What you should do
Match on the string "color" in the entries below and return every matching line.

*** Opening of Source material ***

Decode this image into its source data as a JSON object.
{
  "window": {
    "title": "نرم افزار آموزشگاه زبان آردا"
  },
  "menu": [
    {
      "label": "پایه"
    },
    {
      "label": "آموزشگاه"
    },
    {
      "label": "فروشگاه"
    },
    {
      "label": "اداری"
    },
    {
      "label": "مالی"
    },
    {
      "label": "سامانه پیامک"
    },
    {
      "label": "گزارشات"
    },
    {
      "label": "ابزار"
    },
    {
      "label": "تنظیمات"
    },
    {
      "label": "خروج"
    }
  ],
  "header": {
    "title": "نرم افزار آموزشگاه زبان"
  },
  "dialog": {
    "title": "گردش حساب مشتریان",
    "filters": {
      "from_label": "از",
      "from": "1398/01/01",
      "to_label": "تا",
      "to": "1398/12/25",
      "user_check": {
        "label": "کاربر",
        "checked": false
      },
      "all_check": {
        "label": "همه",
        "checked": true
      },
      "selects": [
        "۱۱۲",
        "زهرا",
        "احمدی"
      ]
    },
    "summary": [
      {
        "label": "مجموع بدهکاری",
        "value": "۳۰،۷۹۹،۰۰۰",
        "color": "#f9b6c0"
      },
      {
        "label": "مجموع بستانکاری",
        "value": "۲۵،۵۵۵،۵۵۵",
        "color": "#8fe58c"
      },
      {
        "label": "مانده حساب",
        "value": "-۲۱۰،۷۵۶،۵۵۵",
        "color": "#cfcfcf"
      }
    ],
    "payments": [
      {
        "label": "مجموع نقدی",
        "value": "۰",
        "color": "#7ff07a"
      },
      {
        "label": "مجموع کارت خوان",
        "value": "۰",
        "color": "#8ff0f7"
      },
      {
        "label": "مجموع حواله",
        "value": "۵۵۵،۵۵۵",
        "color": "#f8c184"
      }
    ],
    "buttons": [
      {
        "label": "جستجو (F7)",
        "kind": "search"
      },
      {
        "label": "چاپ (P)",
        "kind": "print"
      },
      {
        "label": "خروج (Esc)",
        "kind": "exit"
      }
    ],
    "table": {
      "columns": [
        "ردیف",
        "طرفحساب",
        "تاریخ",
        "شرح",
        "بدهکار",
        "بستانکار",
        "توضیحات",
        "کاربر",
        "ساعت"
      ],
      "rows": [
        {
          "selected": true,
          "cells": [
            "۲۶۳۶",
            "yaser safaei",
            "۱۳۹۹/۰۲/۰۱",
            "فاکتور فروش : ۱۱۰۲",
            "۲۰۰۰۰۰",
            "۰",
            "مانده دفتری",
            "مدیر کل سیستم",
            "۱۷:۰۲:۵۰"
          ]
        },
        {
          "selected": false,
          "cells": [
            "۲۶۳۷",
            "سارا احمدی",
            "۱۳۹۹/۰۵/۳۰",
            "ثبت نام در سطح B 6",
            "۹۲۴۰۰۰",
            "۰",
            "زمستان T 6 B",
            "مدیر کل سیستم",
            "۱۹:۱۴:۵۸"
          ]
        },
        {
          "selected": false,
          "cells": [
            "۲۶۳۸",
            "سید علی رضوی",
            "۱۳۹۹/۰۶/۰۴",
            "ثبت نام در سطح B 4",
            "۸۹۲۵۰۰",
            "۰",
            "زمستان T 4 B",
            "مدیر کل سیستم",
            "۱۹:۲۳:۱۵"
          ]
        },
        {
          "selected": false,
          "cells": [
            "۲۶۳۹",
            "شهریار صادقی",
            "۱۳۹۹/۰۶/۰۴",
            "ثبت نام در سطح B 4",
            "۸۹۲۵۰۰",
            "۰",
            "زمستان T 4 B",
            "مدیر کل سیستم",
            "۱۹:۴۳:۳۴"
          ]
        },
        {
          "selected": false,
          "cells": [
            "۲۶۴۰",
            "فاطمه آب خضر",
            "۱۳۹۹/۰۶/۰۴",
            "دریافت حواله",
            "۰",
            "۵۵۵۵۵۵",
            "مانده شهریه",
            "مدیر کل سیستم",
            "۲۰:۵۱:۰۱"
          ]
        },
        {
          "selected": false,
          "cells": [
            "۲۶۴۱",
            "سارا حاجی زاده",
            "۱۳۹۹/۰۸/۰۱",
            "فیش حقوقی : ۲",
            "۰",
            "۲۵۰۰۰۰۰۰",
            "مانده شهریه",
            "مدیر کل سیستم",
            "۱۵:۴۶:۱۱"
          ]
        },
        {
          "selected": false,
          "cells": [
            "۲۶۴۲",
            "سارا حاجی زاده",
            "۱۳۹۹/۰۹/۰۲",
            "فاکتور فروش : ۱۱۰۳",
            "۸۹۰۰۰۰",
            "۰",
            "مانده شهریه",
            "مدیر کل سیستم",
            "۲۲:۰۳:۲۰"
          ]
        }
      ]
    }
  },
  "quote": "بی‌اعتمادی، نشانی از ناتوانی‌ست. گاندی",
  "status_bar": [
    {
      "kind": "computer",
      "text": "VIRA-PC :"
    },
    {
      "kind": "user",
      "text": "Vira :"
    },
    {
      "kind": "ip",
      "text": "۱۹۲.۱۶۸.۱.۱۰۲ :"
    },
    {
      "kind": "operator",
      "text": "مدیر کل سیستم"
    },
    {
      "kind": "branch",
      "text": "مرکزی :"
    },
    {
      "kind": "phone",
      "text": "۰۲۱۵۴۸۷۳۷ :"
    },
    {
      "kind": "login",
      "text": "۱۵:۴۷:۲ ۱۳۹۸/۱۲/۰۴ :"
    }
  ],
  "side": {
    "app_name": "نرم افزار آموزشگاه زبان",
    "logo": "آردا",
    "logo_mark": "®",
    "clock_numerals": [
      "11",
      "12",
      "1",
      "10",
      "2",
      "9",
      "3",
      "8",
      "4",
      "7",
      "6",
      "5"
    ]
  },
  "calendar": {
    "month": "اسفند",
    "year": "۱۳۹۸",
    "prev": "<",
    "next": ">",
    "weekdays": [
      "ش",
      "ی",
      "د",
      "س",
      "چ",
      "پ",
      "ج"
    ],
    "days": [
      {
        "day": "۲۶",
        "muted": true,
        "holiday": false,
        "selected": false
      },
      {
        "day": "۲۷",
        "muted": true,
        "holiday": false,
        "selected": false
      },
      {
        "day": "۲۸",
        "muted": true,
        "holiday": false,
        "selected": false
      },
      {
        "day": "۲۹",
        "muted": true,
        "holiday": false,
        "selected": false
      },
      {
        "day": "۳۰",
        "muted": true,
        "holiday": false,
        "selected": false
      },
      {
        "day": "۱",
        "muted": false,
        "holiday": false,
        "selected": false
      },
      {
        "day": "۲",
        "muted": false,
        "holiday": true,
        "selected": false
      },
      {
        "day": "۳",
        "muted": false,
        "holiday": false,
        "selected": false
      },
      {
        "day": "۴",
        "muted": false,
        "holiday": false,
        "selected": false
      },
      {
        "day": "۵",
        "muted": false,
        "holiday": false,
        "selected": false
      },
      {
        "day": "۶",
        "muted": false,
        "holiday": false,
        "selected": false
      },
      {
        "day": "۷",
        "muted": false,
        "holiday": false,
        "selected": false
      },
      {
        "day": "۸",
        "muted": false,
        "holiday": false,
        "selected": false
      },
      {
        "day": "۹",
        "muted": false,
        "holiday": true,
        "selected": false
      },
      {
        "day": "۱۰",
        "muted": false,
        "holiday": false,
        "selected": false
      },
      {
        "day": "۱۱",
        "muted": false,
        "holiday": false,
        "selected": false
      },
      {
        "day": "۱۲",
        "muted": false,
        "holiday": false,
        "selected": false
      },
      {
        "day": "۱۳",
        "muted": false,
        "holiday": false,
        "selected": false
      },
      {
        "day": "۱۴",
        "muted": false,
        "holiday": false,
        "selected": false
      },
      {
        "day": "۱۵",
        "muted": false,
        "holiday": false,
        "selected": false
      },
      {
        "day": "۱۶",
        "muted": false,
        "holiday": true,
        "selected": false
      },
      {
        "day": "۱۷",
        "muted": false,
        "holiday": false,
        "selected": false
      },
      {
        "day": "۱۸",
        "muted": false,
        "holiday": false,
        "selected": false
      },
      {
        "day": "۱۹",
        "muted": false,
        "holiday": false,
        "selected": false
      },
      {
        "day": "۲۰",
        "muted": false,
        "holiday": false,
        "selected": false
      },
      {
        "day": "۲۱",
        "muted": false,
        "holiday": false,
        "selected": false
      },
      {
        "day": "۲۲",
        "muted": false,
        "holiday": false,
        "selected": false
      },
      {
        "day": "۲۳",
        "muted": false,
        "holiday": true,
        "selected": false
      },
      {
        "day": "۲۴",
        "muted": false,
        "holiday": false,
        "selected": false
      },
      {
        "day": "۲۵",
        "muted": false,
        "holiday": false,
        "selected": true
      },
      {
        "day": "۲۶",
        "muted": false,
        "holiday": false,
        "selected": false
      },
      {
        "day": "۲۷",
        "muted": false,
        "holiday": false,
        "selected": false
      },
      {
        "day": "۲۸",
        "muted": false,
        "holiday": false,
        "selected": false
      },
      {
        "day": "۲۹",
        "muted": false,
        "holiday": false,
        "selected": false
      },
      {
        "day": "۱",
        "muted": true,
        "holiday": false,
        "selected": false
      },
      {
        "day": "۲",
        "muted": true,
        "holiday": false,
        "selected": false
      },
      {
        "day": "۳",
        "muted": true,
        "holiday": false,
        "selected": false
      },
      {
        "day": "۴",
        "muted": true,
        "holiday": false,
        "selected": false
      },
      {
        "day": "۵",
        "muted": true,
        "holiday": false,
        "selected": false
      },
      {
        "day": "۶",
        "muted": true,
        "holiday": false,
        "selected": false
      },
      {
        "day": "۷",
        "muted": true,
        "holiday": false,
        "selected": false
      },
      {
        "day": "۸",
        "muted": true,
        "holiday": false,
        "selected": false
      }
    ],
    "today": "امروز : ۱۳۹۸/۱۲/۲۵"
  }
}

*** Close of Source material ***

Output for this task
        "color": "#f9b6c0"
        "color": "#8fe58c"
        "color": "#cfcfcf"
        "color": "#7ff07a"
        "color": "#8ff0f7"
        "color": "#f8c184"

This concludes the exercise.